◆ **How to complete this task**: Could you repeat all of the entries below, character for character?

*** Dataset records Section Begins ***

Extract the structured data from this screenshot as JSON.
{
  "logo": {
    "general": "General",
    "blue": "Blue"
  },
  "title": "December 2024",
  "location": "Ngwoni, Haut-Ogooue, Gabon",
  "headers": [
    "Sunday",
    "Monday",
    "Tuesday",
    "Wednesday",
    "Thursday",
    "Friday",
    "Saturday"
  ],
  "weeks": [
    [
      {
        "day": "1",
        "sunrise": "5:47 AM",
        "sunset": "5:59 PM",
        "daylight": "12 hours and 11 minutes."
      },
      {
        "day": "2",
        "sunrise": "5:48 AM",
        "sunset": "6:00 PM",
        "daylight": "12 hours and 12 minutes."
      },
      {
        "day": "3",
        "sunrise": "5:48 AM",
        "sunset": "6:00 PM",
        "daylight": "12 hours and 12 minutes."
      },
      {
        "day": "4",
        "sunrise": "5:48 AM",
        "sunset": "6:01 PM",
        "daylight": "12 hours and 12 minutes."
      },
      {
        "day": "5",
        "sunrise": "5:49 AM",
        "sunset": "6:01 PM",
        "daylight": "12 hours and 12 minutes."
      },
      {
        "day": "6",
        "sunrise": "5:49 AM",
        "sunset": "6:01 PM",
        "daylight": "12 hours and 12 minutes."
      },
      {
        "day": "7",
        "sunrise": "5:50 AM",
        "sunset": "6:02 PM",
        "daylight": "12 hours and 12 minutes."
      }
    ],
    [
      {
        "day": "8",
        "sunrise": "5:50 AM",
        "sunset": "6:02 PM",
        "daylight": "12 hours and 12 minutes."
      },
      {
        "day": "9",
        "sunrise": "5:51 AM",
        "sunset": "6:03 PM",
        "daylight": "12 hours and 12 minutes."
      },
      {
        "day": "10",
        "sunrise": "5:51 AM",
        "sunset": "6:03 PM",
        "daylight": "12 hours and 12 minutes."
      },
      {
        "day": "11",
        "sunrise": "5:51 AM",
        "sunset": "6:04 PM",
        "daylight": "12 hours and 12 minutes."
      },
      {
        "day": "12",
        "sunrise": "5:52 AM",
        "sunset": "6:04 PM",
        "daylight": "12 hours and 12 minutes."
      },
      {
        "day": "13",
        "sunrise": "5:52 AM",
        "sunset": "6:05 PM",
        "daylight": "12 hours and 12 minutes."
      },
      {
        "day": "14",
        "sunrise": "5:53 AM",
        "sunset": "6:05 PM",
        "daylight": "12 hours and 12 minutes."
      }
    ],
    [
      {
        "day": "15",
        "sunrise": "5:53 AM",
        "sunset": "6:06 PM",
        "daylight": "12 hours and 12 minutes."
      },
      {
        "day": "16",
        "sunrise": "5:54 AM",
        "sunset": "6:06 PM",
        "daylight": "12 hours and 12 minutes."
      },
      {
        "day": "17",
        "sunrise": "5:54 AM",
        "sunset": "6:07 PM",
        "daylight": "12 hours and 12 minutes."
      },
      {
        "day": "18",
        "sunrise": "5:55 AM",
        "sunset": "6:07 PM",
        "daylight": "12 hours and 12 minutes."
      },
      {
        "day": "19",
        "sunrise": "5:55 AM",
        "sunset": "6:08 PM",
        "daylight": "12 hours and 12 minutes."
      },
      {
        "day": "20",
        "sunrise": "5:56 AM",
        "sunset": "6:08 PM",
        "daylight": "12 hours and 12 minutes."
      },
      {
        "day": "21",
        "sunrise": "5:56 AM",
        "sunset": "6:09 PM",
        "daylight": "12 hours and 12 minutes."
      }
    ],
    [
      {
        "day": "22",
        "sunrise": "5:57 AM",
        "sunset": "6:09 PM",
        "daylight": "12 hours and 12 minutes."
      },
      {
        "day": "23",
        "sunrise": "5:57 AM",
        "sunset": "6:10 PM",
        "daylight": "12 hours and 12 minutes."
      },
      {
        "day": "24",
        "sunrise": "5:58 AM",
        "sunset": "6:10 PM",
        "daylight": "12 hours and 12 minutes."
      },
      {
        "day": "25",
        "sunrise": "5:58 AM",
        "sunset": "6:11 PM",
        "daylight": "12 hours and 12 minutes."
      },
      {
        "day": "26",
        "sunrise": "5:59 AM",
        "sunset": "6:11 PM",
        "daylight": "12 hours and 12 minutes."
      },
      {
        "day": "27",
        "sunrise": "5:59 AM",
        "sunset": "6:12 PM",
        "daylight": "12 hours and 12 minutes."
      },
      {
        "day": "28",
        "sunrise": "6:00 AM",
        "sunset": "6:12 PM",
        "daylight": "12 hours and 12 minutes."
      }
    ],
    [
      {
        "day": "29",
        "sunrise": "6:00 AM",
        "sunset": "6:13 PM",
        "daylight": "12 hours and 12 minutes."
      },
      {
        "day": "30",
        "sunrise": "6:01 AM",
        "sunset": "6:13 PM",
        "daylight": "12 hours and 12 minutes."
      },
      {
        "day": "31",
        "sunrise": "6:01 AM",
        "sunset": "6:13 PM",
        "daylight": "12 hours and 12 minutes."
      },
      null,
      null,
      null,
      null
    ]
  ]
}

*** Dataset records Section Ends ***

◆ **Your solution**:
Extract the structured data from this screenshot as JSON.
{
  "logo": {
    "general": "General",
    "blue": "Blue"
  },
  "title": "December 2024",
  "location": "Ngwoni, Haut-Ogooue, Gabon",
  "headers": [
    "Sunday",
    "Monday",
    "Tuesday",
    "Wednesday",
    "Thursday",
    "Friday",
    "Saturday"
  ],
  "weeks": [
    [
      {
        "day": "1",
        "sunrise": "5:47 AM",
        "sunset": "5:59 PM",
        "daylight": "12 hours and 11 minutes."
      },
      {
        "day": "2",
        "sunrise": "5:48 AM",
        "sunset": "6:00 PM",
        "daylight": "12 hours and 12 minutes."
      },
      {
        "day": "3",
        "sunrise": "5:48 AM",
        "sunset": "6:00 PM",
        "daylight": "12 hours and 12 minutes."
      },
      {
        "day": "4",
        "sunrise": "5:48 AM",
        "sunset": "6:01 PM",
        "daylight": "12 hours and 12 minutes."
      },
      {
        "day": "5",
        "sunrise": "5:49 AM",
        "sunset": "6:01 PM",
        "daylight": "12 hours and 12 minutes."
      },
      {
        "day": "6",
        "sunrise": "5:49 AM",
        "sunset": "6:01 PM",
        "daylight": "12 hours and 12 minutes."
      },
      {
        "day": "7",
        "sunrise": "5:50 AM",
        "sunset": "6:02 PM",
        "daylight": "12 hours and 12 minutes."
      }
    ],
    [
      {
        "day": "8",
        "sunrise": "5:50 AM",
        "sunset": "6:02 PM",
        "daylight": "12 hours and 12 minutes."
      },
      {
        "day": "9",
        "sunrise": "5:51 AM",
        "sunset": "6:03 PM",
        "daylight": "12 hours and 12 minutes."
      },
      {
        "day": "10",
        "sunrise": "5:51 AM",
        "sunset": "6:03 PM",
        "daylight": "12 hours and 12 minutes."
      },
      {
        "day": "11",
        "sunrise": "5:51 AM",
        "sunset": "6:04 PM",
        "daylight": "12 hours and 12 minutes."
      },
      {
        "day": "12",
        "sunrise": "5:52 AM",
        "sunset": "6:04 PM",
        "daylight": "12 hours and 12 minutes."
      },
      {
        "day": "13",
        "sunrise": "5:52 AM",
        "sunset": "6:05 PM",
        "daylight": "12 hours and 12 minutes."
      },
      {
        "day": "14",
        "sunrise": "5:53 AM",
        "sunset": "6:05 PM",
        "daylight": "12 hours and 12 minutes."
      }
    ],
    [
      {
        "day": "15",
        "sunrise": "5:53 AM",
        "sunset": "6:06 PM",
        "daylight": "12 hours and 12 minutes."
      },
      {
        "day": "16",
        "sunrise": "5:54 AM",
        "sunset": "6:06 PM",
        "daylight": "12 hours and 12 minutes."
      },
      {
        "day": "17",
        "sunrise": "5:54 AM",
        "sunset": "6:07 PM",
        "daylight": "12 hours and 12 minutes."
      },
      {
        "day": "18",
        "sunrise": "5:55 AM",
        "sunset": "6:07 PM",
        "daylight": "12 hours and 12 minutes."
      },
      {
        "day": "19",
        "sunrise": "5:55 AM",
        "sunset": "6:08 PM",
        "daylight": "12 hours and 12 minutes."
      },
      {
        "day": "20",
        "sunrise": "5:56 AM",
        "sunset": "6:08 PM",
        "daylight": "12 hours and 12 minutes."
      },
      {
        "day": "21",
        "sunrise": "5:56 AM",
        "sunset": "6:09 PM",
        "daylight": "12 hours and 12 minutes."
      }
    ],
    [
      {
        "day": "22",
        "sunrise": "5:57 AM",
        "sunset": "6:09 PM",
        "daylight": "12 hours and 12 minutes."
      },
      {
        "day": "23",
        "sunrise": "5:57 AM",
        "sunset": "6:10 PM",
        "daylight": "12 hours and 12 minutes."
      },
      {
        "day": "24",
        "sunrise": "5:58 AM",
        "sunset": "6:10 PM",
        "daylight": "12 hours and 12 minutes."
      },
      {
        "day": "25",
        "sunrise": "5:58 AM",
        "sunset": "6:11 PM",
        "daylight": "12 hours and 12 minutes."
      },
      {
        "day": "26",
        "sunrise": "5:59 AM",
        "sunset": "6:11 PM",
        "daylight": "12 hours and 12 minutes."
      },
      {
        "day": "27",
        "sunrise": "5:59 AM",
        "sunset": "6:12 PM",
        "daylight": "12 hours and 12 minutes."
      },
      {
        "day": "28",
        "sunrise": "6:00 AM",
        "sunset": "6:12 PM",
        "daylight": "12 hours and 12 minutes."
      }
    ],
    [
      {
        "day": "29",
        "sunrise": "6:00 AM",
        "sunset": "6:13 PM",
        "daylight": "12 hours and 12 minutes."
      },
      {
        "day": "30",
        "sunrise": "6:01 AM",
        "sunset": "6:13 PM",
        "daylight": "12 hours and 12 minutes."
      },
      {
        "day": "31",
        "sunrise": "6:01 AM",
        "sunset": "6:13 PM",
        "daylight": "12 hours and 12 minutes."
      },
      null,
      null,
      null,
      null
    ]
  ]
}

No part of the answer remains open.